### [Dataset records]
..........

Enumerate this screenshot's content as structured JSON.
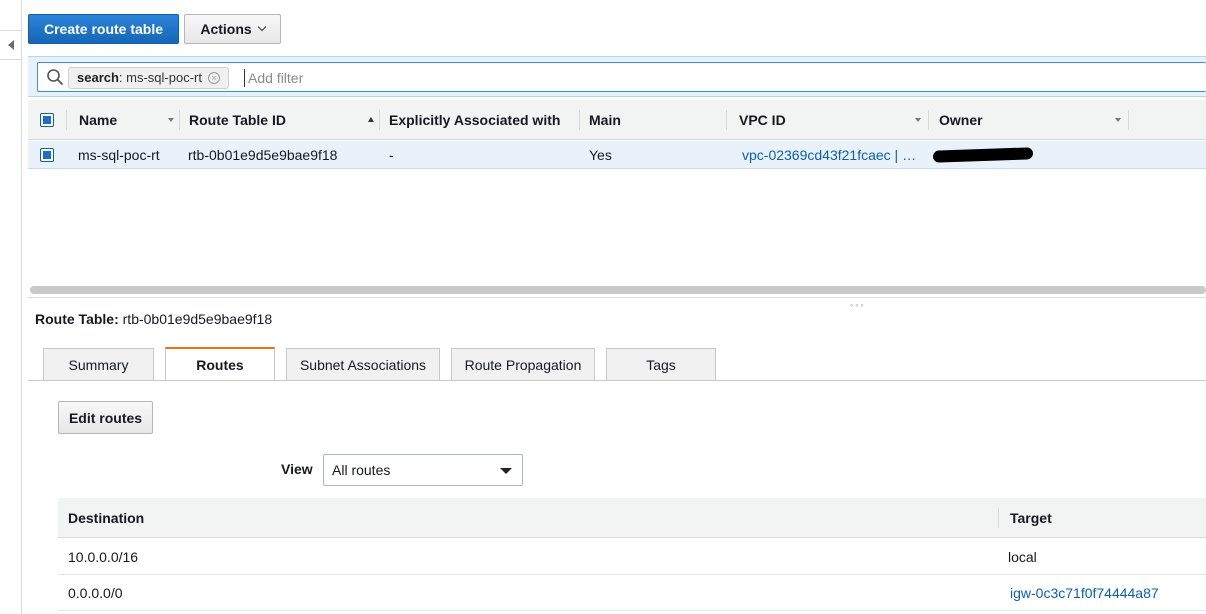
{
  "toolbar": {
    "create_label": "Create route table",
    "actions_label": "Actions"
  },
  "filter": {
    "token_key": "search",
    "token_value": ": ms-sql-poc-rt",
    "placeholder": "Add filter"
  },
  "grid": {
    "columns": [
      "Name",
      "Route Table ID",
      "Explicitly Associated with",
      "Main",
      "VPC ID",
      "Owner"
    ],
    "rows": [
      {
        "name": "ms-sql-poc-rt",
        "route_table_id": "rtb-0b01e9d5e9bae9f18",
        "explicitly_associated": "-",
        "main": "Yes",
        "vpc_id": "vpc-02369cd43f21fcaec | …",
        "owner": "",
        "selected": true
      }
    ]
  },
  "detail": {
    "label": "Route Table:",
    "value": "rtb-0b01e9d5e9bae9f18",
    "tabs": [
      "Summary",
      "Routes",
      "Subnet Associations",
      "Route Propagation",
      "Tags"
    ],
    "active_tab": "Routes",
    "edit_label": "Edit routes",
    "view_label": "View",
    "view_value": "All routes",
    "route_columns": [
      "Destination",
      "Target"
    ],
    "routes": [
      {
        "destination": "10.0.0.0/16",
        "target": "local"
      },
      {
        "destination": "0.0.0.0/0",
        "target": "igw-0c3c71f0f74444a87"
      }
    ]
  },
  "colors": {
    "primary": "#1566b7",
    "selected_row": "#e9f2fb",
    "active_tab_accent": "#ec7211",
    "link": "#0b5fae"
  }
}
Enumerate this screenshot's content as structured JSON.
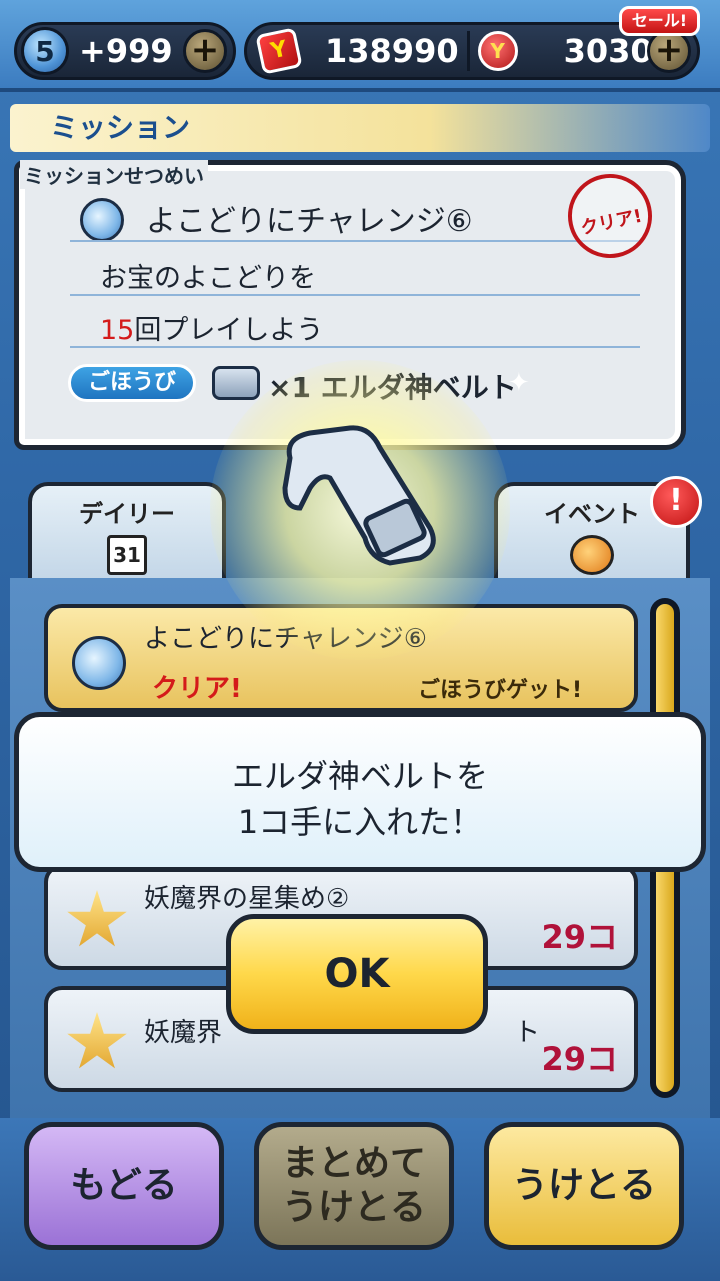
{
  "topbar": {
    "spirit_level": "5",
    "spirit_count": "+999",
    "coins": "138990",
    "money": "30302",
    "sale_label": "セール!",
    "plus_glyph": "+"
  },
  "mission": {
    "header": "ミッション",
    "section_label": "ミッションせつめい",
    "title": "よこどりにチャレンジ⑥",
    "desc_line1": "お宝のよこどりを",
    "desc_count": "15",
    "desc_line2_rest": "回プレイしよう",
    "clear_stamp": "クリア!",
    "reward_label": "ごほうび",
    "reward_text": "×1 エルダ神ベルト"
  },
  "tabs": {
    "daily": "デイリー",
    "daily_date": "31",
    "event": "イベント",
    "alert": "!"
  },
  "list": {
    "items": [
      {
        "title": "よこどりにチャレンジ⑥",
        "status": "クリア!",
        "reward": "ごほうびゲット!"
      },
      {
        "title": "妖魔界の星集め②",
        "count": "29コ"
      },
      {
        "title": "妖魔界",
        "title_tail": "ト",
        "count": "29コ"
      }
    ]
  },
  "dialog": {
    "line1": "エルダ神ベルトを",
    "line2": "1コ手に入れた！",
    "ok": "OK"
  },
  "buttons": {
    "back": "もどる",
    "receive_all_1": "まとめて",
    "receive_all_2": "うけとる",
    "receive": "うけとる"
  },
  "colors": {
    "accent_red": "#d41a1a",
    "ok_yellow": "#ffd84a",
    "back_purple": "#9b72d6"
  }
}
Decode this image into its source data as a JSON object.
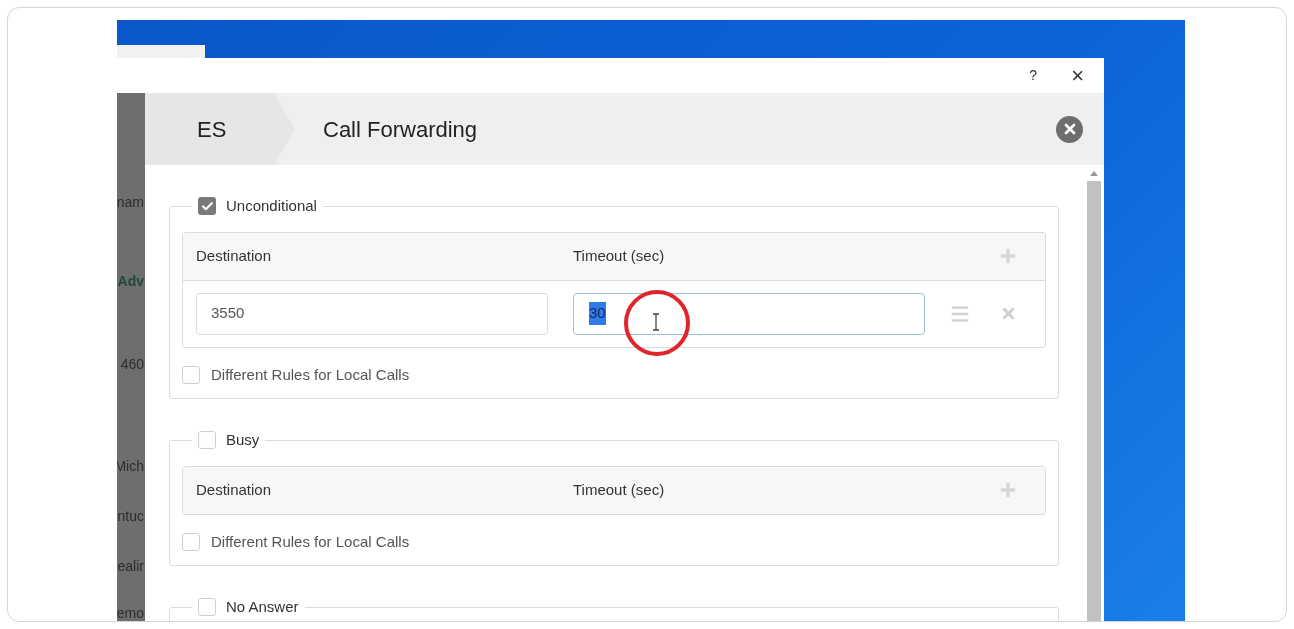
{
  "background_app": {
    "fragments": [
      "nam",
      "Adv",
      "460",
      "Mich",
      "ntuc",
      "ealir",
      "emo"
    ]
  },
  "dialog": {
    "help": "?",
    "close": "×"
  },
  "header": {
    "breadcrumb": [
      "ES",
      "Call Forwarding"
    ]
  },
  "sections": [
    {
      "title": "Unconditional",
      "checked": true,
      "columns": [
        "Destination",
        "Timeout (sec)"
      ],
      "rows": [
        {
          "destination": "3550",
          "timeout": "30",
          "timeout_selected": true
        }
      ],
      "local_rules": {
        "label": "Different Rules for Local Calls",
        "checked": false
      }
    },
    {
      "title": "Busy",
      "checked": false,
      "columns": [
        "Destination",
        "Timeout (sec)"
      ],
      "local_rules": {
        "label": "Different Rules for Local Calls",
        "checked": false
      }
    },
    {
      "title": "No Answer",
      "checked": false
    }
  ]
}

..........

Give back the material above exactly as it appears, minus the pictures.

Enumerate this screenshot's content as structured JSON.
{
  "toolbar": {
    "create_label": "Create route table",
    "actions_label": "Actions"
  },
  "filter": {
    "token_key": "search",
    "token_value": ": ms-sql-poc-rt",
    "placeholder": "Add filter"
  },
  "grid": {
    "columns": [
      "Name",
      "Route Table ID",
      "Explicitly Associated with",
      "Main",
      "VPC ID",
      "Owner"
    ],
    "rows": [
      {
        "name": "ms-sql-poc-rt",
        "route_table_id": "rtb-0b01e9d5e9bae9f18",
        "explicitly_associated": "-",
        "main": "Yes",
        "vpc_id": "vpc-02369cd43f21fcaec | …",
        "owner": "",
        "selected": true
      }
    ]
  },
  "detail": {
    "label": "Route Table:",
    "value": "rtb-0b01e9d5e9bae9f18",
    "tabs": [
      "Summary",
      "Routes",
      "Subnet Associations",
      "Route Propagation",
      "Tags"
    ],
    "active_tab": "Routes",
    "edit_label": "Edit routes",
    "view_label": "View",
    "view_value": "All routes",
    "route_columns": [
      "Destination",
      "Target"
    ],
    "routes": [
      {
        "destination": "10.0.0.0/16",
        "target": "local"
      },
      {
        "destination": "0.0.0.0/0",
        "target": "igw-0c3c71f0f74444a87"
      }
    ]
  },
  "colors": {
    "primary": "#1566b7",
    "selected_row": "#e9f2fb",
    "active_tab_accent": "#ec7211",
    "link": "#0b5fae"
  }
}
Enumerate this screenshot's content as structured JSON.
{
  "topbar": {
    "spirit_level": "5",
    "spirit_count": "+999",
    "coins": "138990",
    "money": "30302",
    "sale_label": "セール!",
    "plus_glyph": "+"
  },
  "mission": {
    "header": "ミッション",
    "section_label": "ミッションせつめい",
    "title": "よこどりにチャレンジ⑥",
    "desc_line1": "お宝のよこどりを",
    "desc_count": "15",
    "desc_line2_rest": "回プレイしよう",
    "clear_stamp": "クリア!",
    "reward_label": "ごほうび",
    "reward_text": "×1 エルダ神ベルト"
  },
  "tabs": {
    "daily": "デイリー",
    "daily_date": "31",
    "event": "イベント",
    "alert": "!"
  },
  "list": {
    "items": [
      {
        "title": "よこどりにチャレンジ⑥",
        "status": "クリア!",
        "reward": "ごほうびゲット!"
      },
      {
        "title": "妖魔界の星集め②",
        "count": "29コ"
      },
      {
        "title": "妖魔界",
        "title_tail": "ト",
        "count": "29コ"
      }
    ]
  },
  "dialog": {
    "line1": "エルダ神ベルトを",
    "line2": "1コ手に入れた！",
    "ok": "OK"
  },
  "buttons": {
    "back": "もどる",
    "receive_all_1": "まとめて",
    "receive_all_2": "うけとる",
    "receive": "うけとる"
  },
  "colors": {
    "accent_red": "#d41a1a",
    "ok_yellow": "#ffd84a",
    "back_purple": "#9b72d6"
  }
}
Decode this image into its source data as a JSON object.
{
  "background_app": {
    "fragments": [
      "nam",
      "Adv",
      "460",
      "Mich",
      "ntuc",
      "ealir",
      "emo"
    ]
  },
  "dialog": {
    "help": "?",
    "close": "×"
  },
  "header": {
    "breadcrumb": [
      "ES",
      "Call Forwarding"
    ]
  },
  "sections": [
    {
      "title": "Unconditional",
      "checked": true,
      "columns": [
        "Destination",
        "Timeout (sec)"
      ],
      "rows": [
        {
          "destination": "3550",
          "timeout": "30",
          "timeout_selected": true
        }
      ],
      "local_rules": {
        "label": "Different Rules for Local Calls",
        "checked": false
      }
    },
    {
      "title": "Busy",
      "checked": false,
      "columns": [
        "Destination",
        "Timeout (sec)"
      ],
      "local_rules": {
        "label": "Different Rules for Local Calls",
        "checked": false
      }
    },
    {
      "title": "No Answer",
      "checked": false
    }
  ]
}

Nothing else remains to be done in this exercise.